WHAT YOU SHOULD DO: Retrieve every line from the records in which the word "Links" occurs.

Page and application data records
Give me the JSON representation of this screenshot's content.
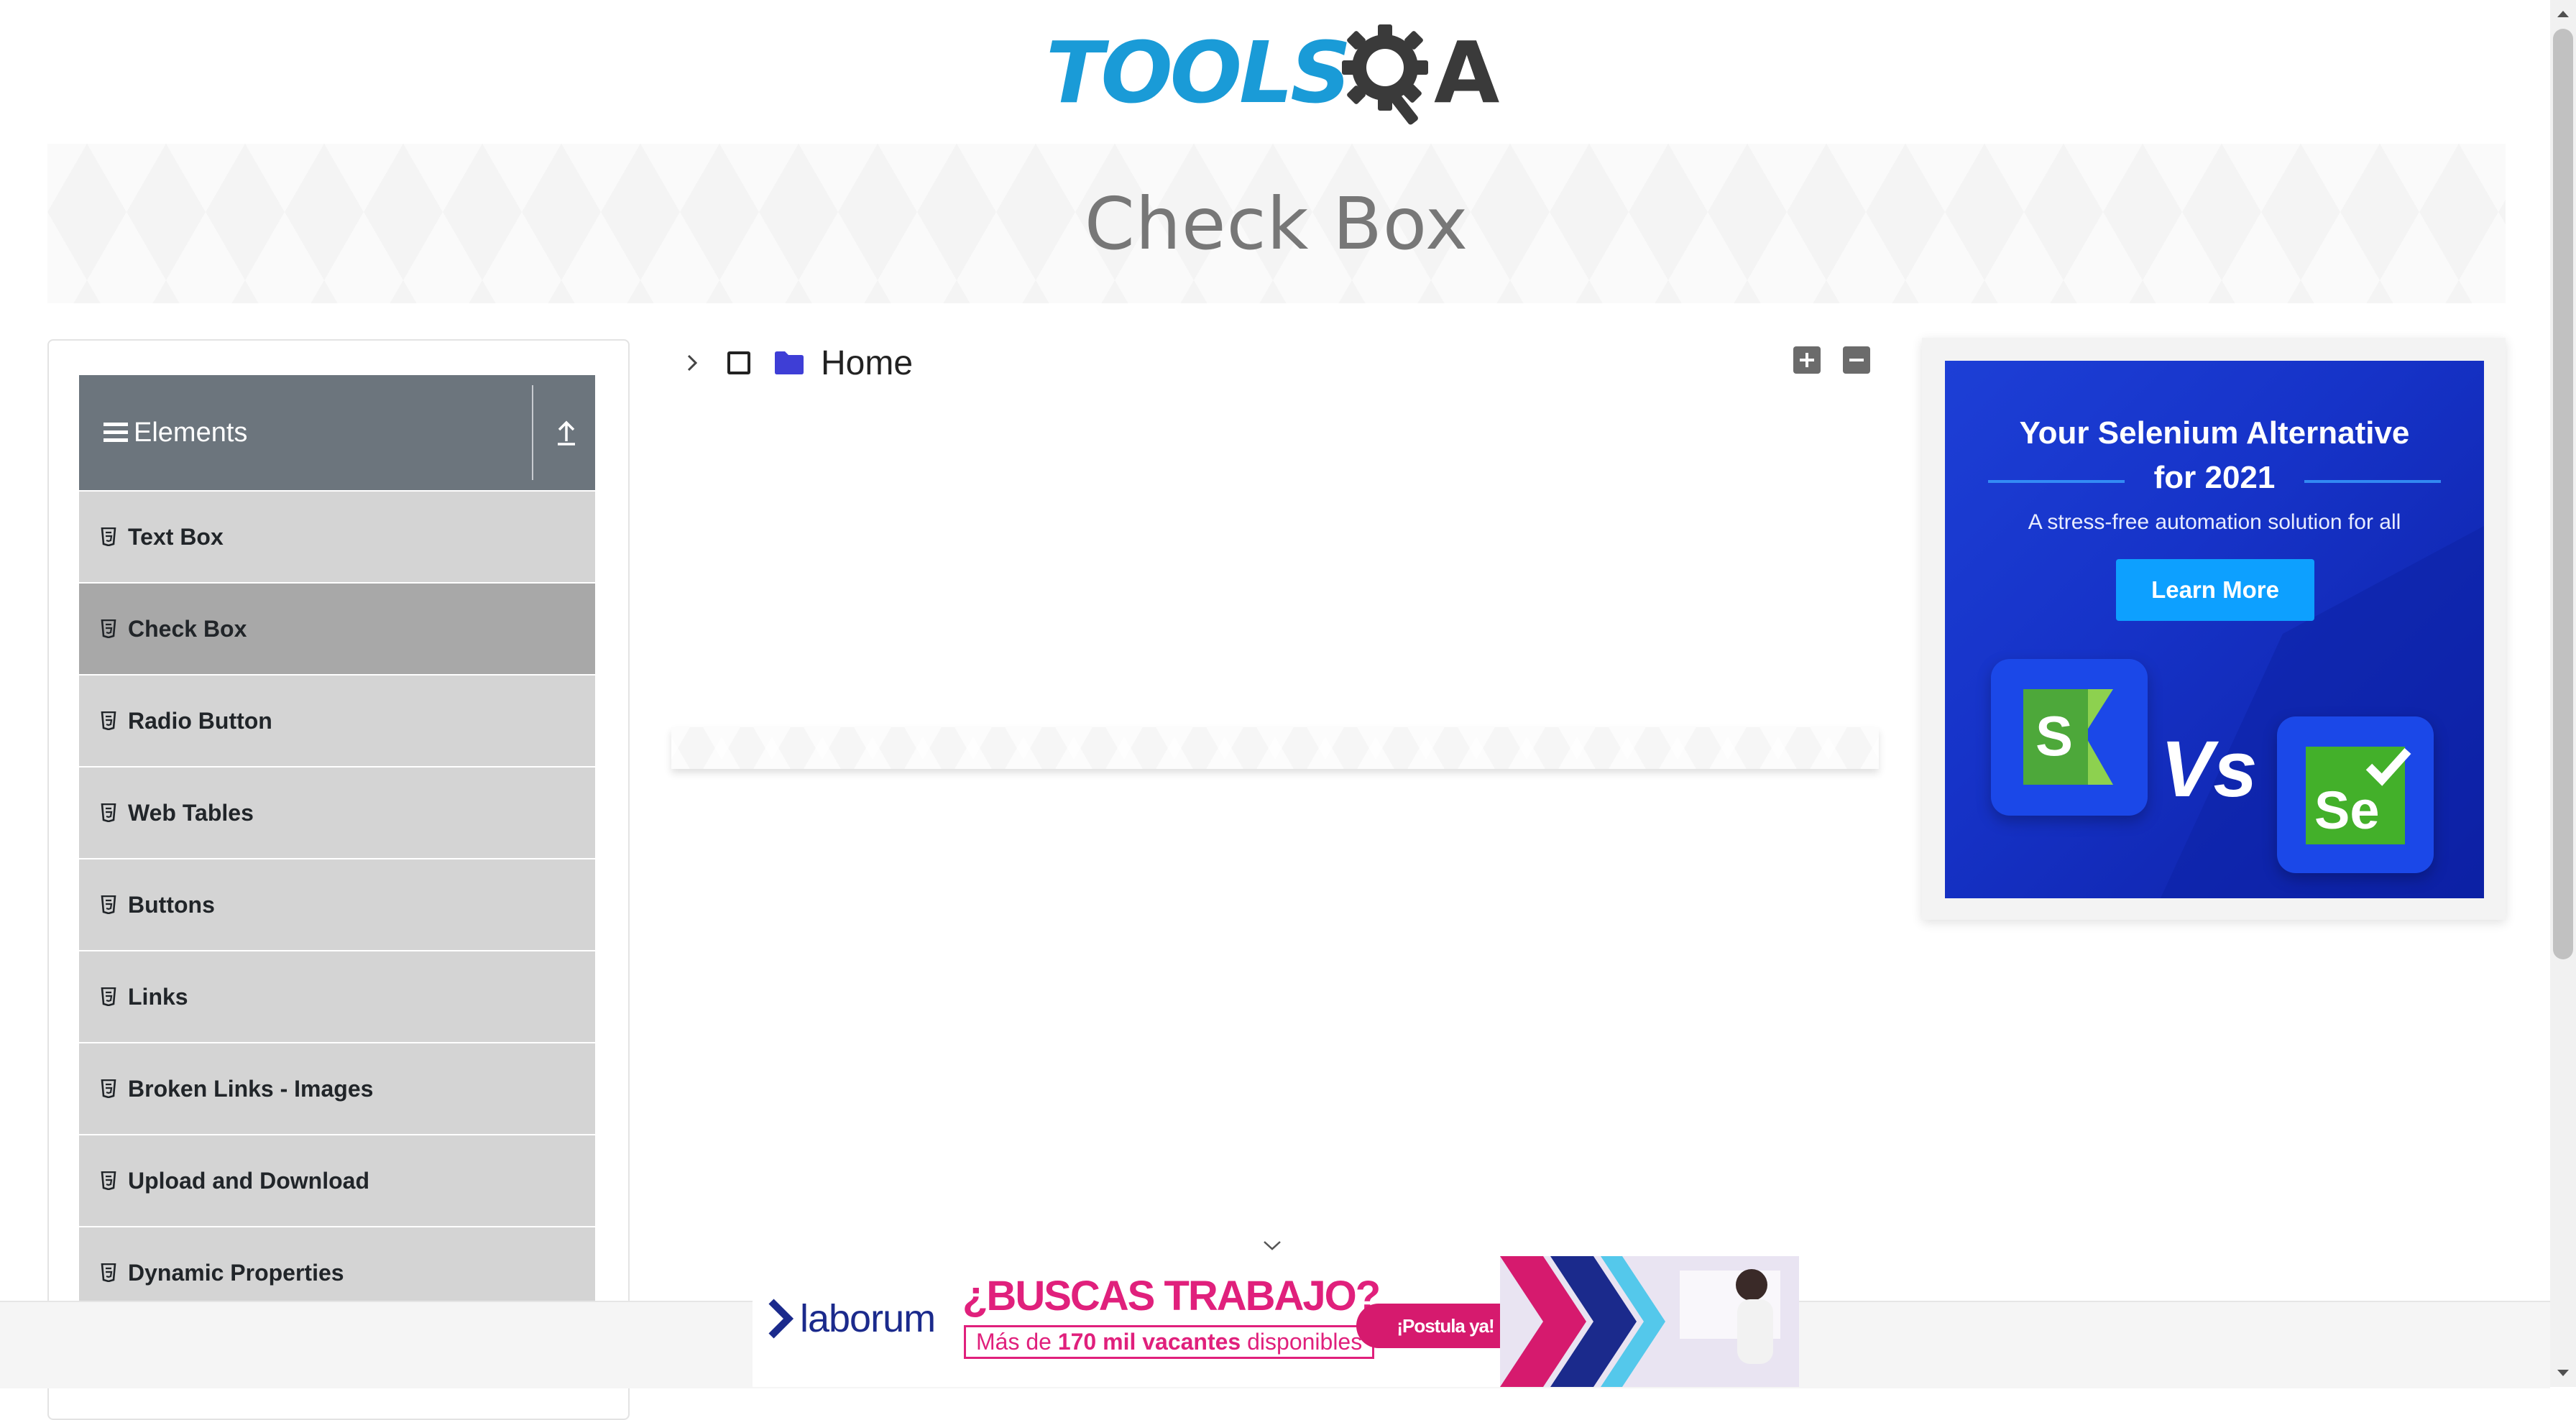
{
  "header": {
    "logo_text": "TOOLS",
    "logo_suffix": "A",
    "page_title": "Check Box"
  },
  "sidebar": {
    "group_title": "Elements",
    "items": [
      {
        "label": "Text Box",
        "active": false
      },
      {
        "label": "Check Box",
        "active": true
      },
      {
        "label": "Radio Button",
        "active": false
      },
      {
        "label": "Web Tables",
        "active": false
      },
      {
        "label": "Buttons",
        "active": false
      },
      {
        "label": "Links",
        "active": false
      },
      {
        "label": "Broken Links - Images",
        "active": false
      },
      {
        "label": "Upload and Download",
        "active": false
      },
      {
        "label": "Dynamic Properties",
        "active": false
      }
    ]
  },
  "tree": {
    "root_label": "Home",
    "expanded": false,
    "checked": false
  },
  "right_ad": {
    "title_line1": "Your Selenium Alternative",
    "title_line2": "for 2021",
    "subtitle": "A stress-free automation solution for all",
    "button_label": "Learn More",
    "vs_text": "Vs",
    "left_logo_letter": "S",
    "right_logo_text": "Se"
  },
  "bottom_ad": {
    "brand": "laborum",
    "headline": "¿BUSCAS TRABAJO?",
    "sub_prefix": "Más de ",
    "sub_bold": "170 mil vacantes",
    "sub_suffix": " disponibles",
    "cta": "¡Postula ya!"
  },
  "colors": {
    "logo_blue": "#1a9bd7",
    "sidebar_header": "#6c757d",
    "menu_item": "#d4d4d4",
    "menu_item_active": "#a8a8a8",
    "folder": "#3e3ed6",
    "ad_blue": "#1633c8",
    "ad_button": "#0da0ff",
    "laborum_pink": "#e0207c"
  }
}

FINISHED EXERCISE:
        "label": "Links",
        "label": "Broken Links - Images",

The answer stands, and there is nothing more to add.